Gardening Articles: Health :: Garden Travel
Where Green Animals Roam (page 2 of 2)
by Shila Patel
Do green bears really hug, or did we just imagine it?
Creating the topiaries
More than 21 animal topiaries grow in several adjacent garden areas. Many of the oldest and most famous, such as the giraffe, camel, and lion, are in a formal parterre edged in meticulously trimmed boxwood (Buxus sempervirens). They were shaped from California privet (Ligustrum ovalifolium), ideally suited for the purpose because it is fast-growing and malleable. These topiaries were started in a greenhouse in 1912 and later moved to their current locations.
In the 1940s, Mendonca added a boar, an ostrich, a reindeer, and other forms, also in California privet, to another area of the garden. The most popular topiary, however, is a teddy bear made of English yew (Taxus baccata) that Mendonca created in the 1970s. It sits at the end of the topiary garden.
To create his topiaries, Mendonca first selected appropriately shaped plants, then meticulously pruned and trained the branches. He worked from memory to make the enormous lifelike animal forms, shearing carefully to remain within the imaginary lines. Because many of his topiaries are several decades old, in the interest of conservation metal supports have been discreetly positioned inside the forms to provide stability in wind and snow.

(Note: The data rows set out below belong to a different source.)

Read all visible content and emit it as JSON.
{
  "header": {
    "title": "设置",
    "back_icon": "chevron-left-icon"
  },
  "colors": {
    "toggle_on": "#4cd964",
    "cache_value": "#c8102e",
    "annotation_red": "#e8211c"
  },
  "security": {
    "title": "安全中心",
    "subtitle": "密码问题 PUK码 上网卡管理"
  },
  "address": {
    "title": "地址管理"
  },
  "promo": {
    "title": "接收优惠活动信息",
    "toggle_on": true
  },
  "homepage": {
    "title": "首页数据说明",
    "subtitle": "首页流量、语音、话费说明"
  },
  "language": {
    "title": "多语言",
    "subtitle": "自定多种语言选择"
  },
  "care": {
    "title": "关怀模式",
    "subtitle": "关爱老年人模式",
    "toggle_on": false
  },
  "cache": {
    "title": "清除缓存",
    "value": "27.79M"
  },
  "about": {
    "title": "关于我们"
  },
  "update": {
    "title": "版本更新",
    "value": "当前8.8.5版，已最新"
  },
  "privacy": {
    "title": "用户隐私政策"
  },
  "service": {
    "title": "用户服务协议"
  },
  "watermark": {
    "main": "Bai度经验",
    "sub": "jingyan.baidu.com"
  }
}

Almost all of the animal topiaries are California privet, which forms a dense thicket of erect stems that naturally reach 10 to 15 feet high. It requires regular pruning and maintenance, so Crisse Genga and her team hand shear the animals weekly. Genga stresses that frequent hand trimming is essential for keeping the lines sharp. But the grounds keepers do use power shears to maintain some of the larger privet archways.
The slow-growing yews require pruning only two or three times a year. However, yew's dense, multibranched habit is more difficult to manipulate. To retain all of the topiaries' original shapes and to avoid bare, leafless patches, Genga also needs to anticipate new growth, then train it to replace older, woody growth.
For anyone with the patience to try a topiary garden, Genga advises starting with California privet or with yew, which is not as easy to train but remains evergreen year-round. She also recommends that home gardeners use a supporting frame and monofilament line to tie and train young plants. Recently, Genga found the time to make topiary birds for her own home. Her advice for the uninitiated: "Don't slack for a minute."
Green Animals, off Cory's Lane (State Route 114) in Portsmouth, is open May 1 to October 31, from 10 a.m. to 5 p.m. daily; admission is $9. For more information, call (401) 847-1000, or visit www.NewportMansions.org.
Formerly managing editor at National Gardening, Shila Patel is currently the editor of the garden channel at marthastewart.com.
Photography by Charlie Nardozzi/National Gardening Association